Tag Archives: Authors
They say, writers should write what they love and Patrick Rothfuss seems to do so. He love stories. Telling them is one thing but to live and tell them is astonishing. And how a writer can live in the stories?… By his imagination. Imagination is infinite. You certainly don’t have to pay for it. It is legal to use. And it’s the best thing a human has got, I believe. The Name of the Wind . At first, I never wanted to read it. But then, when strongly recommended by one of my friend, I borrowed his copy and read it. Now I can say, I can’t wait to read the second. The Name of the Wind introduce us to Kvothe, a figure which is hard to ignore not because he has red hair but because the mysterious intelligence the character has.
At the start level, the book is slow for a few pages, and it took me sometime to adjust. May be I was reading after a long time. But after reading the book, I read the starting few pages again. And I must say the style used by Patrick keeps things as simple as possible and he tries to create an enclosure by his words such that if a reader is immerse in his words, he will find hard to emerge out back to reality. The book, I must say, after reading 50-70 pages is very hard to put down. Though they say, the start and the end defines a book, I must correct them, ‘their’ saying might work for a story or a novella for they are short in length but for 600 plus page novel like The Name of the Wind you need to give it some time and at least 50-70 pages might be sufficient to start being judgmental about the book. Most of the times this will work for fantasies as they happen to be a bit bulky in the length.
As I said the story will bind you from it roots and you will be immersed in the world of Kvothe. The culture, the geography ,the background of the story and especially my favorite part, the characters, which are developed at such a level that they won’t disappoint the reader. According to one interview, Rothfuss spent 14 years in developing this trilogy and I don’t know the truth, nor am I being judgmental here.
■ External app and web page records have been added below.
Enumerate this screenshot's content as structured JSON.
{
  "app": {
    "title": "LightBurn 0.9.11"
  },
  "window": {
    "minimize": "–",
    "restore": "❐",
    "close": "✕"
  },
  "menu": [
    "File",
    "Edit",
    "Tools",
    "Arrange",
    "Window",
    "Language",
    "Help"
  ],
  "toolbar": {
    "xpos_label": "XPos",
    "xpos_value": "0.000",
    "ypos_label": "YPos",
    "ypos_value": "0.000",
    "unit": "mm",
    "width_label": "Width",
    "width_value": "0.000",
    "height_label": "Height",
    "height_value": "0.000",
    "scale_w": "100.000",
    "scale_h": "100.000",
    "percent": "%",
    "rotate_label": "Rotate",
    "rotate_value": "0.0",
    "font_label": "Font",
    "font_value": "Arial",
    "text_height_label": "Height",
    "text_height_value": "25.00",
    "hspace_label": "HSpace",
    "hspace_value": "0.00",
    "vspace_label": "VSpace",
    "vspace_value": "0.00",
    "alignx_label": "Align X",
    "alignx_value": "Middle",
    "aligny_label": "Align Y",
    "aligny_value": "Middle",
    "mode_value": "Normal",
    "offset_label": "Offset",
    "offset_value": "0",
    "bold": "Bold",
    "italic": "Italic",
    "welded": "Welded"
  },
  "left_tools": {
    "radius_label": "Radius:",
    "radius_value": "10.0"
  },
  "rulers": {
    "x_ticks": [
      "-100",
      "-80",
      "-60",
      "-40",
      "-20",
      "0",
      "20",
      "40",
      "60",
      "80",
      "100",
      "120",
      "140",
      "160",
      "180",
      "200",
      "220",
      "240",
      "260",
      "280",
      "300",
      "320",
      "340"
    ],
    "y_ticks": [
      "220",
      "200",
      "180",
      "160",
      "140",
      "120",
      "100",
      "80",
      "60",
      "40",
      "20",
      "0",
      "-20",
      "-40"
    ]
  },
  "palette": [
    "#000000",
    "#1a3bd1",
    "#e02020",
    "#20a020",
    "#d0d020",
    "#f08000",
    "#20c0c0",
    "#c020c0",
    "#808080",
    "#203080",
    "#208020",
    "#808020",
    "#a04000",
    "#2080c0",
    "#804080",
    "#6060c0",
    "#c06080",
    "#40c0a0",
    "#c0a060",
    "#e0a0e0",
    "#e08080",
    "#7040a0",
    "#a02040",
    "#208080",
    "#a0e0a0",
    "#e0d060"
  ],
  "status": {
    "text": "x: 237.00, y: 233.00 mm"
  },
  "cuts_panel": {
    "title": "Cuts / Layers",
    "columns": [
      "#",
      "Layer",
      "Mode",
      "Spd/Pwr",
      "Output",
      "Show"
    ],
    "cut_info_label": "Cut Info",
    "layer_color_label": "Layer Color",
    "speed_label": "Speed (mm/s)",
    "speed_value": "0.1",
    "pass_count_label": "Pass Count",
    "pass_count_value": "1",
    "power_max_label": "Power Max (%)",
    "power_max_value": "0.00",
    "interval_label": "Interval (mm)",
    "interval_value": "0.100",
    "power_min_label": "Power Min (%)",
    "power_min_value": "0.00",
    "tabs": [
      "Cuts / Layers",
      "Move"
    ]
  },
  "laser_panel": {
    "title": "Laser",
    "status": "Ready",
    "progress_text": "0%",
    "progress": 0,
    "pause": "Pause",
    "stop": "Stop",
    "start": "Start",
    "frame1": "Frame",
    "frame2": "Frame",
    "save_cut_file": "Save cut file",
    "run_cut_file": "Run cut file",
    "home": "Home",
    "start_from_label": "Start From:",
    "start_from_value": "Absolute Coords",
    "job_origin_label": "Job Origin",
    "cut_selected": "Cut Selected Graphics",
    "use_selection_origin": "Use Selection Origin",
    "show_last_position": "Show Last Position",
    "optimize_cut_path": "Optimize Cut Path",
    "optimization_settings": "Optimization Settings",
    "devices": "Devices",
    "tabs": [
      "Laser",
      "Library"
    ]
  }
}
So I would recommend this book, but then you might end up reading the trilogy.
3.5 out of 5 from me.
I read the book over the last weekend and spent quite a time as its length would not suggest. Some would say its a tragic love story with crime and corrupted minds. But I say its a very close resemblance to Fitzgerald’s own life, especially his struggle for his own love. That is the main theme. The story starts with Nick Carraway’s narration when he visits his cousin, Daisy. Nick, is an exceptionally mild person to the point of being dull. But through this narration framed in the thoughts of an exceedingly dull person Fitzgerald creates characters and lays out scenes that are vivid and bright and engaging.
By coincidence or by luck, Jay Gatsby, the lavish millionaire who throws extravagant parties to celebrate his wealth, is the neighbor of Nick. The story intertwines with Nick’s cousin Daisy Buchanan who is Gatsby’s long lost first love and still the object of his desire, Daisy’s husband Tom Buchanan who is having an affair with Myrtle Wilson.
It’s a mild story and the gripping depends all on the reader mind. With insignificant complexity the plot is an impressive display of analysis through rhetoric.
There are some similarities between the author Fitzgerald and the character Gatsby. Both had the opportunities to attend world’s most prestigious universities, Princeton and Oxford, but failed to graduate either of them. Both also attended the army. These are some insignificant similarities, though.
But the analogousness between them is the love of their lives. Both of them fell in love being young and neither of them could provide what their ladies, Zelda and Daisy, wanted. Both of these ladies were highly interested in money, and terminated their relationships. In Gatsby’s case, Daisy promised to wait but instead dated many men and married Tom Buchanan. In Scott’s case, he was engaged to Zelda and he went to New York seeking fortune but his plans took longer than expected. Thus, Zelda broke their engagement. It was not until the first book which made him rich enough to marry Zelda.
Both Daisy and Zelda resemble each other. They both were unloyal to their respective lovers. Gatsby’s struggle to get back his love fully resembles the struggle Scott might have experienced.
But as story needs to have an ending, Fitzgerald wrote down one possibility of his own love life could have ended or in other words the ending.
I quite like the story and the way it is written. It is, no doubt, one of the American Classics.
4.5 out of 5 from me.